“Part of our work is learning more about how our University can better connect with students early to support them in finding the best option to meet their goals,” Odejimi wrote in an email to the Wheel. 

In an interview with the Wheel last month, Emory College Dean Barbara Krauthamer said there is “really important work to be done” to increase the University’s retention rate. She explained that this work includes investing in the Pathways Center and helping faculty become more “intentionally” involved with students outside of the classroom. 

Senior Associate Dean for Undergraduate Education Joanne Brzinski believes that the new general education requirements (GERs), which first went into place for the Class of 2027, will enhance the experience for first-year students. Among the new GERs is an experiential learning requirement, including research, an internship or study abroad, which Brzinski sees as valuable for undergraduates.

Brzinski added that some students seem unwilling to utilize resources, a perspective which she hopes can be reversed by destigmatizing the idea of getting academic help. Emory could also promote its academic coaching program more, Brzinski said.

“There is a sense among some students that if you utilize academic support resources, it’s because you’ve failed somehow,” Brzinski said. “That is actually a big barrier to getting students to utilize the resources.”

First-year students are happiest at Emory when they are connected, Odejimi wrote. As a result, Campus Life administration is encouraging students to engage with organizations and clubs from the start of their college career and continue to cultivate an inclusive environment. Additionally, Campus Life is working to expand its services, enhance its programs and individualize care resources, Odejimi added.

“At Emory, we want every student to be able to take full advantage of the extraordinary learning opportunities,” Odejimi wrote. “Students must feel welcome and that they belong.”

Associate Dean in the Office of Undergraduate Education Melissa Tarrant emphasized that although Emory is trying to improve its retention rate, there is not one clear solution.

“One of the reasons why we have such a broad campaign is the fact that we have to do lots of things to address retention because it isn’t like we have a problem in one area,” Tarrant said. “Part of it is a way in which students respond to their academic experience, part of it is the way in which they respond to their social experience, some of it is pressure from parents to move to higher ranked schools.”

While the focus on retention has largely been concerned with first-year students, it is important to focus on retention all four years, Tarrant said. In fall 2023, Emory College reported a four-year graduation rate of 82.1% and a six-year graduation rate of 91.8%, according to Shepherd. This falls in line with Emory’s four-year graduation rate in recent history, which has averaged around 82.5% since the Class of 2017’s graduation.
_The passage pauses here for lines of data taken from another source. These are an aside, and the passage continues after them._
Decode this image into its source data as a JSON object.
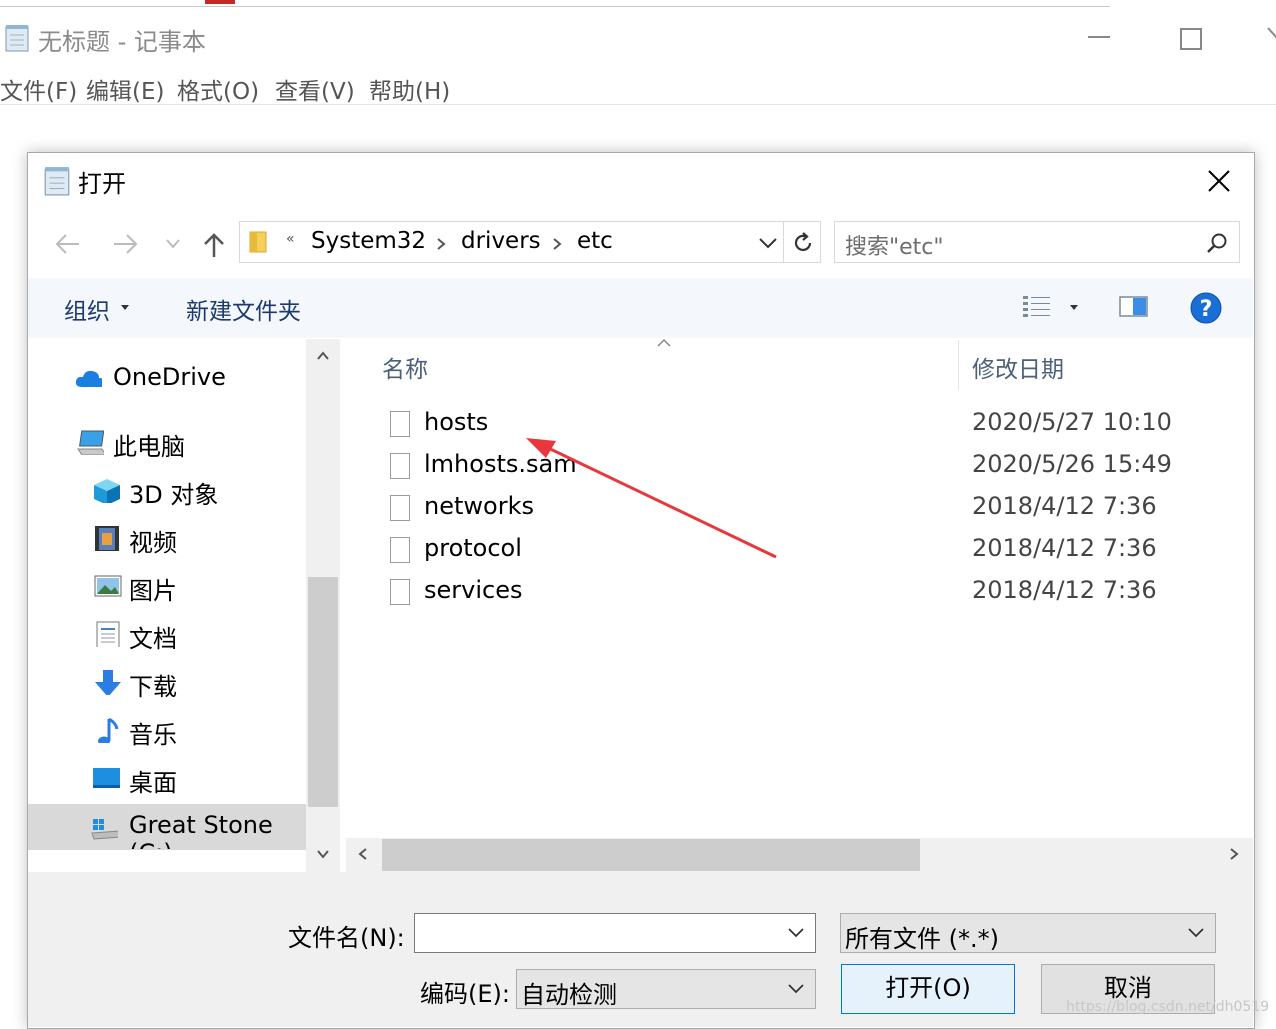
{
  "notepad": {
    "title": "无标题 - 记事本",
    "menu": [
      "文件(F)",
      "编辑(E)",
      "格式(O)",
      "查看(V)",
      "帮助(H)"
    ]
  },
  "dialog": {
    "title": "打开",
    "breadcrumb": {
      "overflow": "«",
      "items": [
        "System32",
        "drivers",
        "etc"
      ]
    },
    "search_placeholder": "搜索\"etc\"",
    "toolbar": {
      "organize": "组织",
      "new_folder": "新建文件夹"
    },
    "nav": {
      "onedrive": "OneDrive",
      "this_pc": "此电脑",
      "items": [
        "3D 对象",
        "视频",
        "图片",
        "文档",
        "下载",
        "音乐",
        "桌面",
        "Great Stone (C:)"
      ]
    },
    "columns": {
      "name": "名称",
      "date": "修改日期"
    },
    "files": [
      {
        "name": "hosts",
        "date": "2020/5/27 10:10"
      },
      {
        "name": "lmhosts.sam",
        "date": "2020/5/26 15:49"
      },
      {
        "name": "networks",
        "date": "2018/4/12 7:36"
      },
      {
        "name": "protocol",
        "date": "2018/4/12 7:36"
      },
      {
        "name": "services",
        "date": "2018/4/12 7:36"
      }
    ],
    "filename_label": "文件名(N):",
    "filename_value": "",
    "filetype": "所有文件  (*.*)",
    "encoding_label": "编码(E):",
    "encoding_value": "自动检测",
    "open_button": "打开(O)",
    "cancel_button": "取消"
  },
  "watermark": "https://blog.csdn.net/dh0519",
  "colors": {
    "annotation_arrow": "#e8383d",
    "toolbar_bg": "#f4f7fc",
    "help_blue": "#1a6fd6"
  }
}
Several peer institutions outperformed Emory, including Vanderbilt, which reported an 87.4% four-year graduation rate in 2023.

Provost and Executive Vice President for Academic Affairs Ravi Bellamkonda wrote in an email to the Wheel that the Undergraduate Council’s Retention Task Force is working to increase the four-year graduation rate and has plans to launch a student partnership committee to better support students. With the 2023 first-year retention rate increasing to 96.2%, Emory is taking steps in the right direction to reach Fenves’ goal of a consistent 97% first-year retention rate.

“While there will always be students who transfer elsewhere to pursue a major we don’t offer or to be closer to family — as well as others who transfer into Emory — we believe these efforts will help us achieve the President’s goal of 97% first-year retention and elevate the Emory experience for everyone,” Bellamkonda said. “It’s been inspiring to see leaders across the university come together to focus on promoting academic excellence, fostering a strong sense of community and belonging, and ensuring student well-being — not only to identify and assist those who may need support, but because it is the right thing to do for all our students.”